Archive for April, 2008

Long Tail Economics: Benefits for the Digital Market Only

April 5, 2008

After reading the first four chapters of Chris Anderson’s The Long Tail my first thought was that perhaps this new Internet-fueled phenomenon might play a role in bring and end of the Big Box stores. Does this mean we can remake our small town mom and pop businesses online?

Already there is a clear disdain for the homogenized megastores that dot the suburban – and even some urban – landscapes. As we move to the Internet more and more to find our “community,” we can view these niche web sites and stores as our new “local” favorites? My take on the economics as spelled out in The Long Tail is that this a viable option for many who want to start up a small business.

But after second, more realistic though, I have concluded that that is not the case. The Long Tail economics, I believe, only applies to a select group of businesses who deal in digital goods. Anderson’s theory is right, but only as it relates to the world of digital entertainment content. If your product is 100% digital, the cost of storing and distributing it is close to nothing. And thanks to Google, blogs, and other recommendation programs, buyers can find and access an ever increasing range of offerings at very low cost.

Non-digital merchandise still requires require space, employees, and delivery infrastructure. All of that costs money, and the companies that are best positioned are the Big Box stores, such as Barnes & Noble, Wal Mart, or Home Depot. These companies will still maintain a monopoly.

Moreover, one of the unique and defining features of the markets and products Anderson talks about is that they are all about novelty and variation. Movies, books, and music are things we enjoy once or twice, for the most part. The joy of these products lies in the discovery and experience of new things, which fuels the long tail.

However, if you look at products such as furniture, cars, televisions, or even food, Anderson’s logic begins to fail. While it is nice to have some variety, the value of these products is not simply their novelty or rarity, but in their functionality. Other products where standards and interoperability are critical also would not benefit from the long tail theory. In this sense, the “tail” seems much shorter.

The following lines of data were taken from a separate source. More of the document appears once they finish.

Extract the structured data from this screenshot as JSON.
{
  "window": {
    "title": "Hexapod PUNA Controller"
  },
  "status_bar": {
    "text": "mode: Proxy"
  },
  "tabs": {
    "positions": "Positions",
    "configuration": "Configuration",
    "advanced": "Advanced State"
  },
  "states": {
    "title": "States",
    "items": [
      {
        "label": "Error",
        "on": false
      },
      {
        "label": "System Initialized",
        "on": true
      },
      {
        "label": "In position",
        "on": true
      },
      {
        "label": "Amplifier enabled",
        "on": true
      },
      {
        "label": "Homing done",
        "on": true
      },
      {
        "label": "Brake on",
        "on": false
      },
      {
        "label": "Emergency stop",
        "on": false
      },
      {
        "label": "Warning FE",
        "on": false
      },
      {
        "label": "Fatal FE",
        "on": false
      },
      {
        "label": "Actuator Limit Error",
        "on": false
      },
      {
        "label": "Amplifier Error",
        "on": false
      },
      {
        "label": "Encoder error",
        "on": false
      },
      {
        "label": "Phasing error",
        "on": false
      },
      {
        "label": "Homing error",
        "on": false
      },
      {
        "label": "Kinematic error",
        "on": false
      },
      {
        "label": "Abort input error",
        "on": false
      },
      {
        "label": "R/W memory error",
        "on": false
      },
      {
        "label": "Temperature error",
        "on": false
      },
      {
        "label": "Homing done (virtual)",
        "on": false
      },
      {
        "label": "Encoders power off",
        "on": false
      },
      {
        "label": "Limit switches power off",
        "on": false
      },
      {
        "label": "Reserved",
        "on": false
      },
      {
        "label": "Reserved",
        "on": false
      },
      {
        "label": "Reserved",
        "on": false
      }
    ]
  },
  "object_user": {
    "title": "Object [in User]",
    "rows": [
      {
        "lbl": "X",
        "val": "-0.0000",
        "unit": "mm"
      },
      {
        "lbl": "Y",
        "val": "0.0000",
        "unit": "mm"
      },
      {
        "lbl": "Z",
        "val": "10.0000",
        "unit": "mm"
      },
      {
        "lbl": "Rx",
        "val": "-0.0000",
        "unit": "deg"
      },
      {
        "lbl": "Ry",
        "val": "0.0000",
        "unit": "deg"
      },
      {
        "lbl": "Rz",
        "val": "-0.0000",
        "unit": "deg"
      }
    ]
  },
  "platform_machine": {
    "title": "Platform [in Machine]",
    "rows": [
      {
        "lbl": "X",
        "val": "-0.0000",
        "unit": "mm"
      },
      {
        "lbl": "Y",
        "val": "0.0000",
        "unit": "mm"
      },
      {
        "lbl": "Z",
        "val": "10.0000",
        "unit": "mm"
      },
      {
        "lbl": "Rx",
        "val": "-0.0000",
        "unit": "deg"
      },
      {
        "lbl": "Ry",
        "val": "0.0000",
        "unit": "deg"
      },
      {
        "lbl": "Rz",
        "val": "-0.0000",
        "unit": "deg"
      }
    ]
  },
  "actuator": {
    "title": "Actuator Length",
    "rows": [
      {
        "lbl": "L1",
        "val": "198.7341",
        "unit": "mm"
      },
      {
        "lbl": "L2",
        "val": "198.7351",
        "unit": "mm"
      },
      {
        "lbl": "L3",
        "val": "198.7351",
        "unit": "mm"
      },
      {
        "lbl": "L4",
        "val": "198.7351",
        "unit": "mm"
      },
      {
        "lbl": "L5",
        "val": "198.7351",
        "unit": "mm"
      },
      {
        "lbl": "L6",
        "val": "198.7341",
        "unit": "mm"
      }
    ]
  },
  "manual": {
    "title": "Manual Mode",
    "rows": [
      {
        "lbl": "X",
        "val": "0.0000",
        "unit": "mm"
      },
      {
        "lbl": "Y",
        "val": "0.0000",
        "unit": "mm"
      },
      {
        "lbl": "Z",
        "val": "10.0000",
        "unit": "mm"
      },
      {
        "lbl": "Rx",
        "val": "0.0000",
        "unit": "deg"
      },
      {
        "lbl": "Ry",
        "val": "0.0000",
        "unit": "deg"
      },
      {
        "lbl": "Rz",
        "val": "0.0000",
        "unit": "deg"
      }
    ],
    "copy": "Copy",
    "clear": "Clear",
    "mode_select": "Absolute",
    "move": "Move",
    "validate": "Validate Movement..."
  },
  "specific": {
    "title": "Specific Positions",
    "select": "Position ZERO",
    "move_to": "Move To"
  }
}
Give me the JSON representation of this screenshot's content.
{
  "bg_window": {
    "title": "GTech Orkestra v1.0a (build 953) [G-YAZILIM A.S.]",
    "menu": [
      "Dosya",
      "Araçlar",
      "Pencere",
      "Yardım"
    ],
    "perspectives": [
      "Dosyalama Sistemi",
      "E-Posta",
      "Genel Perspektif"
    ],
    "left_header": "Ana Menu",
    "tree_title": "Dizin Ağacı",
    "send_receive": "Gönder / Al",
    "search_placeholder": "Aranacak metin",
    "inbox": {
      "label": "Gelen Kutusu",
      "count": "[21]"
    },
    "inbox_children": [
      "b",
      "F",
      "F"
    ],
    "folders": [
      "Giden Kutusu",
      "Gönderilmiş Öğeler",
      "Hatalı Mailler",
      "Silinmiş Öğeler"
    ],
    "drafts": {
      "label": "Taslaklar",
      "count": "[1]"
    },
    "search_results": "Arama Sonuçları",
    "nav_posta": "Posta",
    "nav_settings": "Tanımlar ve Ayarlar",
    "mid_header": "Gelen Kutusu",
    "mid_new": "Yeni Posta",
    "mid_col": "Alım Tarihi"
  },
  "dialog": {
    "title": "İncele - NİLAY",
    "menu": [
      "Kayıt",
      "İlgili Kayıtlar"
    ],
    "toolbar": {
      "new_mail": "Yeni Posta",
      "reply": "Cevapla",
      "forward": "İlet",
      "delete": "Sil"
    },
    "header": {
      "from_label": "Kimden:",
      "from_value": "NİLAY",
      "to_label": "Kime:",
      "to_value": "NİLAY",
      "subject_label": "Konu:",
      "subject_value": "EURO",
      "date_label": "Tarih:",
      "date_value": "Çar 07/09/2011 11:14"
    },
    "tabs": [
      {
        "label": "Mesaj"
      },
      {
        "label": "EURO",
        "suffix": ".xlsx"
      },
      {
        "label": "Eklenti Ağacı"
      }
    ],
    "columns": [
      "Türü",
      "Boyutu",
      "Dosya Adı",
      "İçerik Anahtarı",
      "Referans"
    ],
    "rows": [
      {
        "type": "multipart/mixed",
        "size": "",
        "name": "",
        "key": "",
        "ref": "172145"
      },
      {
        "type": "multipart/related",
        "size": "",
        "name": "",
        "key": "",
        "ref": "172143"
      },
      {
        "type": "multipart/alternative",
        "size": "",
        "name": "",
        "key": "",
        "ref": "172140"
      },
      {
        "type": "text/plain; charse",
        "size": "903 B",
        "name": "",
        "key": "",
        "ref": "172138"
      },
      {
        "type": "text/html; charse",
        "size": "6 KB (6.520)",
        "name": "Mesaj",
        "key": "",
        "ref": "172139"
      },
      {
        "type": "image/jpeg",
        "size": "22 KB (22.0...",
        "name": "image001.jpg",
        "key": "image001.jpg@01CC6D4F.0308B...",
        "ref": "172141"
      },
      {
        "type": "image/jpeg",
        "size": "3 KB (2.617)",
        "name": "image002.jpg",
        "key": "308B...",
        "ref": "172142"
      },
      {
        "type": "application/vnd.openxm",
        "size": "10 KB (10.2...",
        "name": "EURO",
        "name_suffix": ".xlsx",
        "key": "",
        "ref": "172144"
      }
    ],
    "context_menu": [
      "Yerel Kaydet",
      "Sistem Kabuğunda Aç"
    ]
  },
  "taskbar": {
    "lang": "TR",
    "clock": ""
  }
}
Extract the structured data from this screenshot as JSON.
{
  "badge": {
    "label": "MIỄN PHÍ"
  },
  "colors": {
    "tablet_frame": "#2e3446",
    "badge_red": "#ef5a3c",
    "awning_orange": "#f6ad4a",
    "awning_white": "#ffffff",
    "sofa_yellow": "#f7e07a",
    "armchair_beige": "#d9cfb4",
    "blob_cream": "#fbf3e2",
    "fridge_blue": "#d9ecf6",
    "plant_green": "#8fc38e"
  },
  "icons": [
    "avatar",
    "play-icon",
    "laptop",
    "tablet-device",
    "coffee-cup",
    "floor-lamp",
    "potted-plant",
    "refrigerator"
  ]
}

It seems that for many businesses, therefore, the only way to sustain profitability in the Long Tail construct is to have enough of the popular, “blockbuster” items in order to also have room on their shelves for those that fall down toward the tail end of the chart.